But it is precisely because Zionist settler colonialism has benefitted from and pursued Palestinian fragmentation that it seeks to mischaracterize and destroy inclusive and unifying rhetorical frameworks. For example, journalist Marc Lamont Hill was attacked and ultimately removed from his position at CNN for calling for Palestinian freedom “from the river to the sea.” After all, it is far easier to dominate a divided people fighting different battles on different fronts than it is to dominate one people united in a single battle for the same universal rights.

Since Zionists struggle to make a persuasive argument against freedom, justice, and equality for all people throughout the land, they seek instead to attack the message and messenger. When Palestinians proclaim “from the river to the sea, Palestine will be free,” many Zionists argue that this is a Palestinian call for genocide. But as historian Maha Nassar has noted, there has never been an “official Palestinian position calling for the forced removal of Jews from Palestine.”

What Munayyer is getting at, I believe, is the misconception that everything is fine and democratic in Israel outside the “occupied territories” of Gaza and the West Bank. This is what I and many American Jews were taught about Zionism. In this context, “from the river to the sea” means that the second-class citizenship of Palestinians exists everywhere and shouldn’t be acceptable anywhere.

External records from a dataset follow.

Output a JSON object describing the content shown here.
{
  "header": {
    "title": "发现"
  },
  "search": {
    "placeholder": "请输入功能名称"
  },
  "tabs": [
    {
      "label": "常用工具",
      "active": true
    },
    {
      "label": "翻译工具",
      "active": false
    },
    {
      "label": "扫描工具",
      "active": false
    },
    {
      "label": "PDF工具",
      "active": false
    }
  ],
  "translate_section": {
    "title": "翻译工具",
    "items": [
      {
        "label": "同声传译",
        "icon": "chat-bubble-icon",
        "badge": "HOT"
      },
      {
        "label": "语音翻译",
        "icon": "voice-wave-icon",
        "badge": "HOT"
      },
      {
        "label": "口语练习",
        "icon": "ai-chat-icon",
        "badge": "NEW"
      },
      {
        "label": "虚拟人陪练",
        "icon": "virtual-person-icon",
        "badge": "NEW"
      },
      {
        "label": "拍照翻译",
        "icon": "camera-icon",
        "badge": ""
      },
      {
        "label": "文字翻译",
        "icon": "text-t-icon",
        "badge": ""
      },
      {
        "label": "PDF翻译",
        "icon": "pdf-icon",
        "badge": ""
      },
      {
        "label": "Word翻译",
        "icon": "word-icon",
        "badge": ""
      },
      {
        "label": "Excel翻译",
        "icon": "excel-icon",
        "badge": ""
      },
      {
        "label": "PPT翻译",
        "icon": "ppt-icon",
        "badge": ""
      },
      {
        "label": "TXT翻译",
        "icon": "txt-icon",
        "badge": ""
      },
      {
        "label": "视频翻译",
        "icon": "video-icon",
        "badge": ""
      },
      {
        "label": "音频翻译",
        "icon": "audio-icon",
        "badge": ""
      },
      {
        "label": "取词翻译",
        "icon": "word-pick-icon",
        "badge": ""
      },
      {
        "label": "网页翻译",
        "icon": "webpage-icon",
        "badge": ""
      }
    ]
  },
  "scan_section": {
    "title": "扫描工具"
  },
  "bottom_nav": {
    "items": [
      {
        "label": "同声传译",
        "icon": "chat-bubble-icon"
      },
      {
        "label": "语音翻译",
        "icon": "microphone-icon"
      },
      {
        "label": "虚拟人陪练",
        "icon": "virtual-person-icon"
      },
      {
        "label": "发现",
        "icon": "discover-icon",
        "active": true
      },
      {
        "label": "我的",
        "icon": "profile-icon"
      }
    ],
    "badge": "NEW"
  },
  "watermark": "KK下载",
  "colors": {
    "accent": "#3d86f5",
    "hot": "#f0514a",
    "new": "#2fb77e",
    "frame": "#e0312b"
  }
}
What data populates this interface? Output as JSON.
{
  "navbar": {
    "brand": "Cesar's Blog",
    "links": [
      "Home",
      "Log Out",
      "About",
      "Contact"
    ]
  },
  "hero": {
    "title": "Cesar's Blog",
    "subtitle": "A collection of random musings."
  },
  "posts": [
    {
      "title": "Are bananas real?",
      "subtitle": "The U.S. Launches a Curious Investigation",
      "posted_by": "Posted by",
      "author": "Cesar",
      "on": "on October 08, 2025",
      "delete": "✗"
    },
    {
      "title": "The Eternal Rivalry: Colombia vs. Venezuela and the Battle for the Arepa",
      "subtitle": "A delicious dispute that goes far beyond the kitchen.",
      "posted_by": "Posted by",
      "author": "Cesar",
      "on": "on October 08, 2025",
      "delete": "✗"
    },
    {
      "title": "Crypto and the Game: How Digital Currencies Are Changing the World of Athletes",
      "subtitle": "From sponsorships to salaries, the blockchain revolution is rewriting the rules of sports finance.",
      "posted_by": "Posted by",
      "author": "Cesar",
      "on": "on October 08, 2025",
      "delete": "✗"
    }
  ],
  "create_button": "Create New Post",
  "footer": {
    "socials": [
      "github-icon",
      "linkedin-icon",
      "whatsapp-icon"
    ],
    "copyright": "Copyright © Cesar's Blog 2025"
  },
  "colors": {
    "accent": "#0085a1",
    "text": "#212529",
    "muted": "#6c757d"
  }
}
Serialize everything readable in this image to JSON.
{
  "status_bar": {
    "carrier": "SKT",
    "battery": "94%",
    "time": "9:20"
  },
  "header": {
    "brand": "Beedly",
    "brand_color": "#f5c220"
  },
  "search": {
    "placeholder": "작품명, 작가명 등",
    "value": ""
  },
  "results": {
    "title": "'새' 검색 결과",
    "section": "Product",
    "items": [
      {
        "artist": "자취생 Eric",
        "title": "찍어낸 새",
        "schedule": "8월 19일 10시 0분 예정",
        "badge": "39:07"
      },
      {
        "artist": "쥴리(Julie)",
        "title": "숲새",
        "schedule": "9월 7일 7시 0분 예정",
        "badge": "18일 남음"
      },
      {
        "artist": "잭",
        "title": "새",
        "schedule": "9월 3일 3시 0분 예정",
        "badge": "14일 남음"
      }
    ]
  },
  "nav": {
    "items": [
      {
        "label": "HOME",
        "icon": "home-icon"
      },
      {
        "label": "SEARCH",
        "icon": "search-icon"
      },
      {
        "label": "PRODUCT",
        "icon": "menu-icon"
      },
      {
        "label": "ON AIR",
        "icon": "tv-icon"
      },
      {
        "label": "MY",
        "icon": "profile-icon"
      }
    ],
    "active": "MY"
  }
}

Being a trauma survivor makes you paranoid. Because you’ve had so little power globally, you don’t recognize when you do have power locally, and therefore you don’t use it in a responsible way. My people need some collective therapy so we don’t keep punching down.